It was nice to see and feel the sun shining on us again as we set off for lunch on a traditional junk. We’d been asked if any of us didn’t want seafood, so of course I opted for the non-seafood option. There was everything from barbecued pork, chicken, beef stir fry, vegetables and chips. Between four of us, one of whom is vegetarian, there was plenty to go at, summed up by a series of photographs secretly taken by Alissa which made it look like I’d enjoyed some sort of private dining experience!
By the end of lunch, we were approaching the spectacular limestone cliffs that rise so impressively out of the sea. There seems to be hundreds of them, everywhere you look, each covered in greenery.
We stopped at one and were taken inside a cave, where apparently the stalactites and stalagmites form the outlines of animals, according to our guide. There was one that looked a bit like a dolphin, but I think much of the experience relied on an active imagination.
Colin had by far the best spot of the day however- high above us he’d noticed what looked like the back end of a horse hanging from the ceiling.
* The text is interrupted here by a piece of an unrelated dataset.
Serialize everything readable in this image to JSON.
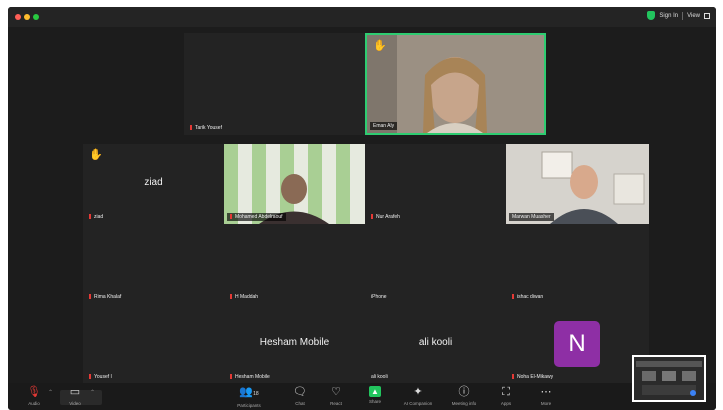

Strangely, that wasn’t mentioned in the official tour.
Back on the boat we sailed around the cliffs to a spot where we could hire a kayak canoe.
Ricky and I agreed to hire one, and off we went paddling through limestone gaps and tunnels, venturing out into the choppy sea and around some of the rocky islands.
Emma and Megan spent much of their time trying to keep up with us, so we towed them along for a while, and at one point a fish managed to jump out of the water and into their canoe, sparking panic. It was only a tiny thing, but nonetheless we had to do the manly thing and save them from the stickleback that was harmlessly flapping about in a puddle of water at the bottom of the boat. He swam off in the sea without a care in the world.
With a few beers and photos on the sun deck as darkness fell, it was a very relaxing journey back to the port.
Dinner was at a recommended place called Bamboo Bar, which managed to serve up not only the worst meal of the tour so far, but a good dose of unintentional comedy too. They didn’t have enough chairs, so were were all perched on top of incredibly tall bar stools around tables that you couldn’t get legs under, while the swarms of staff looked like they’d never had more than three customers in at once. I had a fake bamboo tree next to me, meaning the only way I could get comfortable was by angling myself away from others. There were just six menus in the whole place, the staff lost track of who had ordered, food was arriving while orders were still being taken, Dirk was arguing because they’d asked him to pay before the food arrived, and European-style techno music was blaring almost full blast from the speakers.
I ordered a chicken club sandwich, which arrived with one tiny sliver of chicken in it, while Colin seemed to wait an age for his sandwich. At one point, a man walked through the place with two loaves of bread, quite obviously for our orders, while Ricky was left so hungry from the measly portion he tried to order another dish. Except despite being one of the world’s largest exporters of the stuff, the restaurant had managed to run out of rice. It was almost farcical, and with little else to do in the area, many of us went to bed early.
The next day we headed back to Hanoi, with the usual game of ‘what’s on the moped’ from the bus throwing up this little beauty. Sausages for tea?